| Exercise aim |
Every line below that mentions the word "mode" should be copied out.

Stored entries:

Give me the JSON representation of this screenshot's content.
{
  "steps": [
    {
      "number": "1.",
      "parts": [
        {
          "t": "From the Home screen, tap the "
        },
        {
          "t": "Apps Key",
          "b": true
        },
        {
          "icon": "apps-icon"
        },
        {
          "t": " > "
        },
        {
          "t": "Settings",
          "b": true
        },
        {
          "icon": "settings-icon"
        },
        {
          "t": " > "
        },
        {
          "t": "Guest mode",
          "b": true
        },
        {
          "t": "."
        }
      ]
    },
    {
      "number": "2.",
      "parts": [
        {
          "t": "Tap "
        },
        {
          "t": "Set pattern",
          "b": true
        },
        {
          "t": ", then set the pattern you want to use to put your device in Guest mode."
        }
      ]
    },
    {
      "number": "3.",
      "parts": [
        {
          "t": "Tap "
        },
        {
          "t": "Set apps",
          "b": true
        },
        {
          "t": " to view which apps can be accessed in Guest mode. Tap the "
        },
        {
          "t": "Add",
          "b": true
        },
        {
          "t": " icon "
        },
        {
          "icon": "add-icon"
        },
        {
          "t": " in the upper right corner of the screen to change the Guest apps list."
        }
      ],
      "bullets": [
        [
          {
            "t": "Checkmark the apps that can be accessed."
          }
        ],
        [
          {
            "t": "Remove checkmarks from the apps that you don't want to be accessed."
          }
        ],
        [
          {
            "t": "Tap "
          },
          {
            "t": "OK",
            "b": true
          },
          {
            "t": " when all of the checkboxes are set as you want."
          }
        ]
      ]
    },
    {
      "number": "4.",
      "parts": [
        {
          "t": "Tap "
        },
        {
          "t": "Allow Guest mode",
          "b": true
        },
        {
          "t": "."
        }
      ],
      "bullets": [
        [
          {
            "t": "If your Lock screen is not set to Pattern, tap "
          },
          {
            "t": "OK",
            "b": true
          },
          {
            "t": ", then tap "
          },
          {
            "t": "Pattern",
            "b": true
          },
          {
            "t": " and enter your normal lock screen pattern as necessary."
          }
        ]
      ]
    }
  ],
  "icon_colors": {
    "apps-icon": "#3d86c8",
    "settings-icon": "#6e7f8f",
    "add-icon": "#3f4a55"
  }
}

| Answer to the exercise |
          "t": "Guest mode",
          "t": ", then set the pattern you want to use to put your device in Guest mode."
          "t": " to view which apps can be accessed in Guest mode. Tap the "
          "t": "Allow Guest mode",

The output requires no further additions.